Buster’s movie career began in 1917. Ten days before he was due to start rehearsals for the Schubert Brothers’ “The Passing Show Of 1917″, a chance meeting with former vaudeville friend Roscoe (Fatty) Arbuckle changed his life. Arbuckle had been making movie shorts for a while with Sennett, and was just starting production with Joseph Schenck at the Norma Talmadge studio on THE BUTCHER BOY. He asked Buster if he would like to ‘do a scene’ with him. Keaton jumped at the chance, pulled out of “The Passing Show", and the rest is wonderful history.

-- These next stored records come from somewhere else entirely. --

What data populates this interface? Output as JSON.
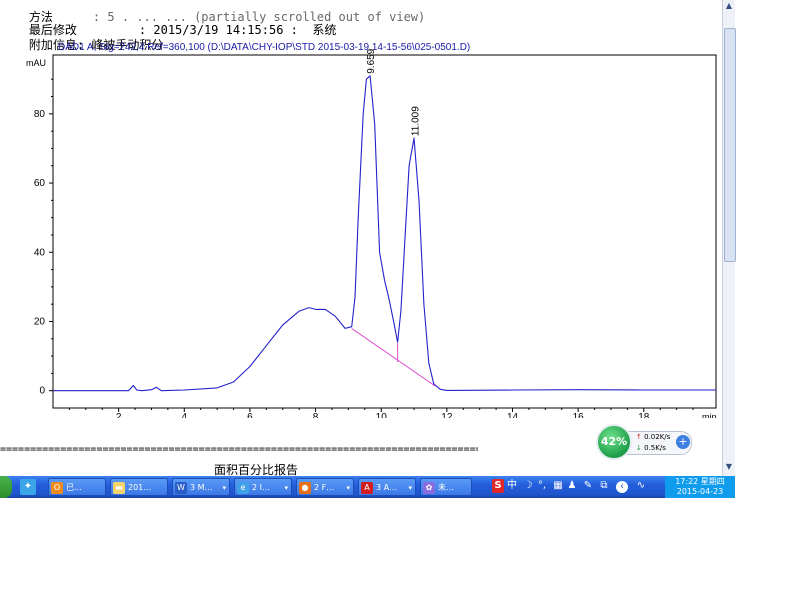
{
  "document": {
    "meta": [
      {
        "label": "方法",
        "value": ": 5 . ... ... (partially scrolled out of view)"
      },
      {
        "label": "最后修改",
        "value": ": 2015/3/19 14:15:56 :  系统"
      },
      {
        "label": "附加信息",
        "value": ": 峰被手动积分"
      }
    ],
    "separator": "================================================================================================================",
    "report_title": "面积百分比报告"
  },
  "chart_data": {
    "type": "line",
    "title": "DAD1 A, Sig=242,4 Ref=360,100 (D:\\DATA\\CHY-IOP\\STD 2015-03-19 14-15-56\\025-0501.D)",
    "ylabel": "mAU",
    "xlabel": "min",
    "xlim": [
      0,
      20.2
    ],
    "ylim": [
      -5,
      97
    ],
    "xticks": [
      2,
      4,
      6,
      8,
      10,
      12,
      14,
      16,
      18
    ],
    "yticks": [
      0,
      20,
      40,
      60,
      80
    ],
    "grid": false,
    "series": [
      {
        "color": "#2222cc",
        "x": [
          0,
          2.3,
          2.45,
          2.55,
          2.7,
          3.0,
          3.15,
          3.3,
          4.0,
          5.0,
          5.5,
          6.0,
          6.5,
          7.0,
          7.5,
          7.8,
          8.0,
          8.3,
          8.6,
          8.9,
          9.1,
          9.2,
          9.3,
          9.45,
          9.55,
          9.66,
          9.8,
          9.95,
          10.1,
          10.25,
          10.4,
          10.5,
          10.6,
          10.7,
          10.85,
          11.0,
          11.15,
          11.3,
          11.45,
          11.6,
          11.8,
          12.0,
          14.0,
          16.0,
          18.0,
          20.2
        ],
        "y": [
          0,
          0,
          1.5,
          0.2,
          0,
          0.3,
          1.0,
          0,
          0.2,
          0.8,
          2.5,
          7,
          13,
          19,
          23,
          24,
          23.5,
          23.5,
          21.5,
          18,
          18.5,
          27,
          50,
          80,
          90,
          91,
          77,
          40,
          32,
          26,
          19,
          14,
          23,
          40,
          65,
          73,
          55,
          25,
          8,
          2,
          0.4,
          0.1,
          0.2,
          0.3,
          0.2,
          0.2
        ]
      }
    ],
    "baseline": {
      "color": "#e050d0",
      "x": [
        9.1,
        11.65
      ],
      "y": [
        18,
        1.3
      ]
    },
    "peaks": [
      {
        "label": "9.659",
        "x": 9.66,
        "y": 91
      },
      {
        "label": "11.009",
        "x": 11.01,
        "y": 73
      }
    ]
  },
  "taskbar": {
    "start_color": "#3aa63a",
    "quick_launch": [
      {
        "icon": "qq-icon"
      }
    ],
    "tasks": [
      {
        "label": "已…",
        "icon": "office-icon",
        "icon_color": "#f08a1c",
        "icon_text": "O"
      },
      {
        "label": "201…",
        "icon": "folder-icon",
        "icon_color": "#f3d36b",
        "icon_text": "▬"
      },
      {
        "label": "3 M…",
        "icon": "word-icon",
        "icon_color": "#2a5fc9",
        "icon_text": "W"
      },
      {
        "label": "2 I…",
        "icon": "ie-icon",
        "icon_color": "#3fa0e8",
        "icon_text": "e"
      },
      {
        "label": "2 F…",
        "icon": "firefox-icon",
        "icon_color": "#e5701c",
        "icon_text": "●"
      },
      {
        "label": "3 A…",
        "icon": "acrobat-icon",
        "icon_color": "#d21e1e",
        "icon_text": "A"
      },
      {
        "label": "未…",
        "icon": "app-icon",
        "icon_color": "#8a6be0",
        "icon_text": "✿"
      }
    ],
    "tray": {
      "items": [
        "sogou-s-icon",
        "zh-icon",
        "moon-icon",
        "punct-icon",
        "keyboard-icon",
        "user-icon",
        "wrench-icon",
        "edit-icon",
        "back-icon",
        "wave-icon"
      ],
      "zh_label": "中",
      "clock_time": "17:22 星期四",
      "clock_date": "2015-04-23"
    }
  },
  "net_widget": {
    "percent": "42%",
    "up": "0.02K/s",
    "down": "0.5K/s",
    "up_arrow": "↑",
    "down_arrow": "↓",
    "plus": "+"
  }
}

He continued to work with Arbuckle until Fall 1919. In September of that year, he was given the chance to make his own movies; he made three. In 1920 Schenck bought the old Chaplin studio and renamed it the Keaton studio, giving Buster complete artistic and technical control over his productions. He was contracted to make eight movie shorts a year. He gathered together a technical crew and writers that would stay with him until the end of 1928, when MGM took over the Keaton Studio. In these early films can be seen the germination of many ideas, stunts and technical feats that were to make his feature films the phenomenal artistic achievements they were. He made his first independent feature, THE THREE AGES, in 1923. He had made nine more by 1928, when he lost control to MGM. Among these wonderful movies are THE GENERAL, Keaton’s favorite, OUR HOSPITALITY , which co-starred his first wife, Natalie Talmadge, and featured their first of two sons (James) in the opening sequences. This has the remarkable stunt, when Keaton swings out over a waterfall and grabs the heroine just as she is about to go over the edge. After numerous viewings, it still has me on the edge of my seat! Other classics included STEAMBOAT BILL, JR., GO WEST and, although made after the take over, THE CAMERAMAN, the last real Keaton movie.